▶ **THE DATA**:
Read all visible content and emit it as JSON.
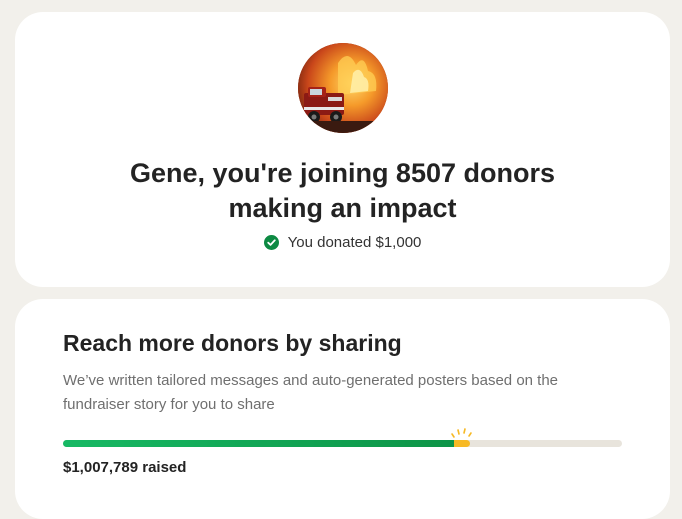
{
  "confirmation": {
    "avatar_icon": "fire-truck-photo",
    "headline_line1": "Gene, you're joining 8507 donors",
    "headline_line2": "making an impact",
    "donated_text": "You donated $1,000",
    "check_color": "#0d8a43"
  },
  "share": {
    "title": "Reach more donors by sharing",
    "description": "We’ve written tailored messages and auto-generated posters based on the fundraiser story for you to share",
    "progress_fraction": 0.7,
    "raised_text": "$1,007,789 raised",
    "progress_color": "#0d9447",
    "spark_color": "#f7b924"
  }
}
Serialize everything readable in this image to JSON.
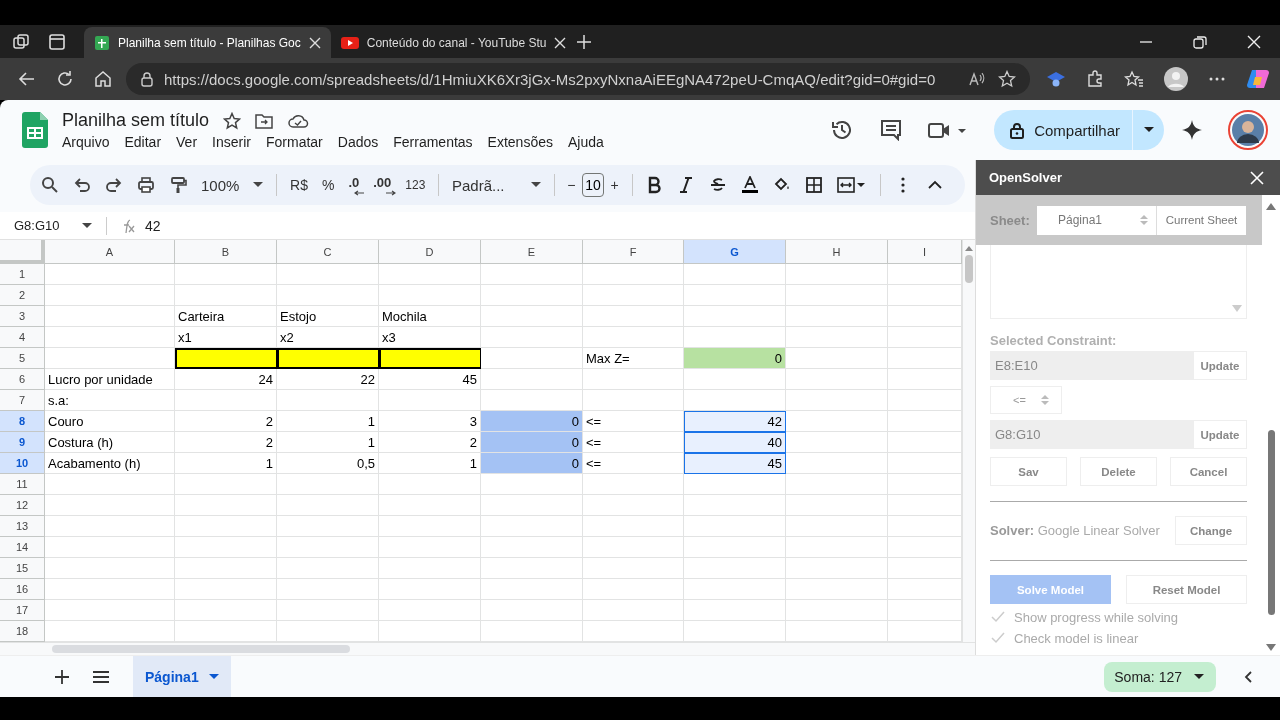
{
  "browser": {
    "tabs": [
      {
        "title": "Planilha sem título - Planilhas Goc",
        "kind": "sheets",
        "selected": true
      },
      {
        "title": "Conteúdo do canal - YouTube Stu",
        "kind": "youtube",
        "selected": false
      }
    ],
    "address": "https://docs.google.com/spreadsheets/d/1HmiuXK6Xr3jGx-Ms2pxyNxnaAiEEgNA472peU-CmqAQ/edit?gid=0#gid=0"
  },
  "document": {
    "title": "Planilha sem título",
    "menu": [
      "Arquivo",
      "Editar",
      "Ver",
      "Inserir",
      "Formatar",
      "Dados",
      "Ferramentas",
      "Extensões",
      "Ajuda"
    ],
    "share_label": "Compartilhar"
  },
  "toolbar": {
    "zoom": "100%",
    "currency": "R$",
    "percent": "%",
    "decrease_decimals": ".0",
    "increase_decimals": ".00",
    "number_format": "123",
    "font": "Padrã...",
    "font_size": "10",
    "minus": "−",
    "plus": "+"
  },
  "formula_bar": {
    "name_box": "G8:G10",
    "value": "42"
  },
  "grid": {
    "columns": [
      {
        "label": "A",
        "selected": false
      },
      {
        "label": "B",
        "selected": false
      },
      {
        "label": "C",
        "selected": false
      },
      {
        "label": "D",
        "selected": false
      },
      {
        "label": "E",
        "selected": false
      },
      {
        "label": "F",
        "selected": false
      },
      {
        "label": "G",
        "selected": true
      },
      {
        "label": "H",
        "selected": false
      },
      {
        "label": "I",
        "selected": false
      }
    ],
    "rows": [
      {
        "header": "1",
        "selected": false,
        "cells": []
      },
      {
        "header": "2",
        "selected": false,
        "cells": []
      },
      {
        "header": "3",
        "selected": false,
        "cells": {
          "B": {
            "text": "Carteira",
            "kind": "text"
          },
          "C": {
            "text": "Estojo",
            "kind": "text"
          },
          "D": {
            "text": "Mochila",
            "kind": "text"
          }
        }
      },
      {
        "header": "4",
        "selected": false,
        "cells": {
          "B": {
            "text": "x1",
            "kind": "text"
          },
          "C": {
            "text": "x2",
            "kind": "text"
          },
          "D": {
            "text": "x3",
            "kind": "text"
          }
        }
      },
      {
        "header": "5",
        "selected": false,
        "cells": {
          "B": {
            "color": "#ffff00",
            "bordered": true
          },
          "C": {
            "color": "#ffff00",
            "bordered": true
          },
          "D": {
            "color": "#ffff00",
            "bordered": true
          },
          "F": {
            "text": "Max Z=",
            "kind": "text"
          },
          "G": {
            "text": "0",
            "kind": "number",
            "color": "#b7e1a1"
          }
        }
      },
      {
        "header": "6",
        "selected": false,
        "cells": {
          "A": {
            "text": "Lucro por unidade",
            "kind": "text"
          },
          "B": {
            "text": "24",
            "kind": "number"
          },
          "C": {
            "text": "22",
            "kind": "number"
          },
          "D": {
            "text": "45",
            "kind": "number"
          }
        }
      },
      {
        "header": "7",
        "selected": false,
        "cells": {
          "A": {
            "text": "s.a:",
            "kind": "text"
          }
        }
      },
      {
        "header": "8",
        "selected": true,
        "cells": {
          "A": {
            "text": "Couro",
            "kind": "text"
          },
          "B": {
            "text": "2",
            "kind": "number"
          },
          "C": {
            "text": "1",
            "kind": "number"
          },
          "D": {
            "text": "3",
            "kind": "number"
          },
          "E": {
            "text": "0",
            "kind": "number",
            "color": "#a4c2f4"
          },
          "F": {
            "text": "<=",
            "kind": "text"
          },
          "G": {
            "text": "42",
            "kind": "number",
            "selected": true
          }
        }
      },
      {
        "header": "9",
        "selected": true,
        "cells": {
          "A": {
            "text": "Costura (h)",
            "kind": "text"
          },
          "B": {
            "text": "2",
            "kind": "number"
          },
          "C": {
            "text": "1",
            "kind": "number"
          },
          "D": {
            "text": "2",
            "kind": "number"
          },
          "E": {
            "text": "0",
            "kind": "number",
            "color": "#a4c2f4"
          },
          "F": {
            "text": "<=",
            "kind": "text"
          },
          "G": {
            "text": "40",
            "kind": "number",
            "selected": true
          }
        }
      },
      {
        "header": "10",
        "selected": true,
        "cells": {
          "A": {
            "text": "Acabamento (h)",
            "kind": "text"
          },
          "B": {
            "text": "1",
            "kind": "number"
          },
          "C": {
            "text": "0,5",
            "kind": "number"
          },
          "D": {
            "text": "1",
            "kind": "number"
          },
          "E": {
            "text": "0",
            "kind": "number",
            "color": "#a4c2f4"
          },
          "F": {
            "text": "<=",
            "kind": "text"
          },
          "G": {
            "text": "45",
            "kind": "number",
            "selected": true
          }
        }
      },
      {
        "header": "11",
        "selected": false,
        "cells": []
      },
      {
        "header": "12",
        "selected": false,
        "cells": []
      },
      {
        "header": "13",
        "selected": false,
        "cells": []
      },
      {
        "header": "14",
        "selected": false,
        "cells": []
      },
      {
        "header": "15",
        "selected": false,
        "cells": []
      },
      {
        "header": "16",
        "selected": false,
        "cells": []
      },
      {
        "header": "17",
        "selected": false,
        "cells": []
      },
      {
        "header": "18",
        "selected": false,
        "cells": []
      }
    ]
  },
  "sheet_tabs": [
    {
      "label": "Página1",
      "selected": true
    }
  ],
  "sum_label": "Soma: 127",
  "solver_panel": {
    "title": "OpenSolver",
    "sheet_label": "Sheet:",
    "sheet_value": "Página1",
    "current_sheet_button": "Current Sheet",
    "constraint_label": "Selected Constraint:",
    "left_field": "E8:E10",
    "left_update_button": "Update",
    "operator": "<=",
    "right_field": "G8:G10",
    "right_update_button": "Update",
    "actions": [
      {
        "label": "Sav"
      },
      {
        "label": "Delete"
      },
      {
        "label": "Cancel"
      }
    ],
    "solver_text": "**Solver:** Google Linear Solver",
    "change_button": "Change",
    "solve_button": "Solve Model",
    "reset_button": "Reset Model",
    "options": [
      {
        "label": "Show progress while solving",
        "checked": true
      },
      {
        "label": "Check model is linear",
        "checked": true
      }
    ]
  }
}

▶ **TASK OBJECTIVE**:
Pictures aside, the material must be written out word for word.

▶ **ANSWER TO THE EXERCISE**:
Read all visible content and emit it as JSON.
{
  "confirmation": {
    "avatar_icon": "fire-truck-photo",
    "headline_line1": "Gene, you're joining 8507 donors",
    "headline_line2": "making an impact",
    "donated_text": "You donated $1,000",
    "check_color": "#0d8a43"
  },
  "share": {
    "title": "Reach more donors by sharing",
    "description": "We’ve written tailored messages and auto-generated posters based on the fundraiser story for you to share",
    "progress_fraction": 0.7,
    "raised_text": "$1,007,789 raised",
    "progress_color": "#0d9447",
    "spark_color": "#f7b924"
  }
}
Serialize everything readable in this image to JSON.
{
  "browser": {
    "tabs": [
      {
        "title": "Planilha sem título - Planilhas Goc",
        "kind": "sheets",
        "selected": true
      },
      {
        "title": "Conteúdo do canal - YouTube Stu",
        "kind": "youtube",
        "selected": false
      }
    ],
    "address": "https://docs.google.com/spreadsheets/d/1HmiuXK6Xr3jGx-Ms2pxyNxnaAiEEgNA472peU-CmqAQ/edit?gid=0#gid=0"
  },
  "document": {
    "title": "Planilha sem título",
    "menu": [
      "Arquivo",
      "Editar",
      "Ver",
      "Inserir",
      "Formatar",
      "Dados",
      "Ferramentas",
      "Extensões",
      "Ajuda"
    ],
    "share_label": "Compartilhar"
  },
  "toolbar": {
    "zoom": "100%",
    "currency": "R$",
    "percent": "%",
    "decrease_decimals": ".0",
    "increase_decimals": ".00",
    "number_format": "123",
    "font": "Padrã...",
    "font_size": "10",
    "minus": "−",
    "plus": "+"
  },
  "formula_bar": {
    "name_box": "G8:G10",
    "value": "42"
  },
  "grid": {
    "columns": [
      {
        "label": "A",
        "selected": false
      },
      {
        "label": "B",
        "selected": false
      },
      {
        "label": "C",
        "selected": false
      },
      {
        "label": "D",
        "selected": false
      },
      {
        "label": "E",
        "selected": false
      },
      {
        "label": "F",
        "selected": false
      },
      {
        "label": "G",
        "selected": true
      },
      {
        "label": "H",
        "selected": false
      },
      {
        "label": "I",
        "selected": false
      }
    ],
    "rows": [
      {
        "header": "1",
        "selected": false,
        "cells": []
      },
      {
        "header": "2",
        "selected": false,
        "cells": []
      },
      {
        "header": "3",
        "selected": false,
        "cells": {
          "B": {
            "text": "Carteira",
            "kind": "text"
          },
          "C": {
            "text": "Estojo",
            "kind": "text"
          },
          "D": {
            "text": "Mochila",
            "kind": "text"
          }
        }
      },
      {
        "header": "4",
        "selected": false,
        "cells": {
          "B": {
            "text": "x1",
            "kind": "text"
          },
          "C": {
            "text": "x2",
            "kind": "text"
          },
          "D": {
            "text": "x3",
            "kind": "text"
          }
        }
      },
      {
        "header": "5",
        "selected": false,
        "cells": {
          "B": {
            "color": "#ffff00",
            "bordered": true
          },
          "C": {
            "color": "#ffff00",
            "bordered": true
          },
          "D": {
            "color": "#ffff00",
            "bordered": true
          },
          "F": {
            "text": "Max Z=",
            "kind": "text"
          },
          "G": {
            "text": "0",
            "kind": "number",
            "color": "#b7e1a1"
          }
        }
      },
      {
        "header": "6",
        "selected": false,
        "cells": {
          "A": {
            "text": "Lucro por unidade",
            "kind": "text"
          },
          "B": {
            "text": "24",
            "kind": "number"
          },
          "C": {
            "text": "22",
            "kind": "number"
          },
          "D": {
            "text": "45",
            "kind": "number"
          }
        }
      },
      {
        "header": "7",
        "selected": false,
        "cells": {
          "A": {
            "text": "s.a:",
            "kind": "text"
          }
        }
      },
      {
        "header": "8",
        "selected": true,
        "cells": {
          "A": {
            "text": "Couro",
            "kind": "text"
          },
          "B": {
            "text": "2",
            "kind": "number"
          },
          "C": {
            "text": "1",
            "kind": "number"
          },
          "D": {
            "text": "3",
            "kind": "number"
          },
          "E": {
            "text": "0",
            "kind": "number",
            "color": "#a4c2f4"
          },
          "F": {
            "text": "<=",
            "kind": "text"
          },
          "G": {
            "text": "42",
            "kind": "number",
            "selected": true
          }
        }
      },
      {
        "header": "9",
        "selected": true,
        "cells": {
          "A": {
            "text": "Costura (h)",
            "kind": "text"
          },
          "B": {
            "text": "2",
            "kind": "number"
          },
          "C": {
            "text": "1",
            "kind": "number"
          },
          "D": {
            "text": "2",
            "kind": "number"
          },
          "E": {
            "text": "0",
            "kind": "number",
            "color": "#a4c2f4"
          },
          "F": {
            "text": "<=",
            "kind": "text"
          },
          "G": {
            "text": "40",
            "kind": "number",
            "selected": true
          }
        }
      },
      {
        "header": "10",
        "selected": true,
        "cells": {
          "A": {
            "text": "Acabamento (h)",
            "kind": "text"
          },
          "B": {
            "text": "1",
            "kind": "number"
          },
          "C": {
            "text": "0,5",
            "kind": "number"
          },
          "D": {
            "text": "1",
            "kind": "number"
          },
          "E": {
            "text": "0",
            "kind": "number",
            "color": "#a4c2f4"
          },
          "F": {
            "text": "<=",
            "kind": "text"
          },
          "G": {
            "text": "45",
            "kind": "number",
            "selected": true
          }
        }
      },
      {
        "header": "11",
        "selected": false,
        "cells": []
      },
      {
        "header": "12",
        "selected": false,
        "cells": []
      },
      {
        "header": "13",
        "selected": false,
        "cells": []
      },
      {
        "header": "14",
        "selected": false,
        "cells": []
      },
      {
        "header": "15",
        "selected": false,
        "cells": []
      },
      {
        "header": "16",
        "selected": false,
        "cells": []
      },
      {
        "header": "17",
        "selected": false,
        "cells": []
      },
      {
        "header": "18",
        "selected": false,
        "cells": []
      }
    ]
  },
  "sheet_tabs": [
    {
      "label": "Página1",
      "selected": true
    }
  ],
  "sum_label": "Soma: 127",
  "solver_panel": {
    "title": "OpenSolver",
    "sheet_label": "Sheet:",
    "sheet_value": "Página1",
    "current_sheet_button": "Current Sheet",
    "constraint_label": "Selected Constraint:",
    "left_field": "E8:E10",
    "left_update_button": "Update",
    "operator": "<=",
    "right_field": "G8:G10",
    "right_update_button": "Update",
    "actions": [
      {
        "label": "Sav"
      },
      {
        "label": "Delete"
      },
      {
        "label": "Cancel"
      }
    ],
    "solver_text": "**Solver:** Google Linear Solver",
    "change_button": "Change",
    "solve_button": "Solve Model",
    "reset_button": "Reset Model",
    "options": [
      {
        "label": "Show progress while solving",
        "checked": true
      },
      {
        "label": "Check model is linear",
        "checked": true
      }
    ]
  }
}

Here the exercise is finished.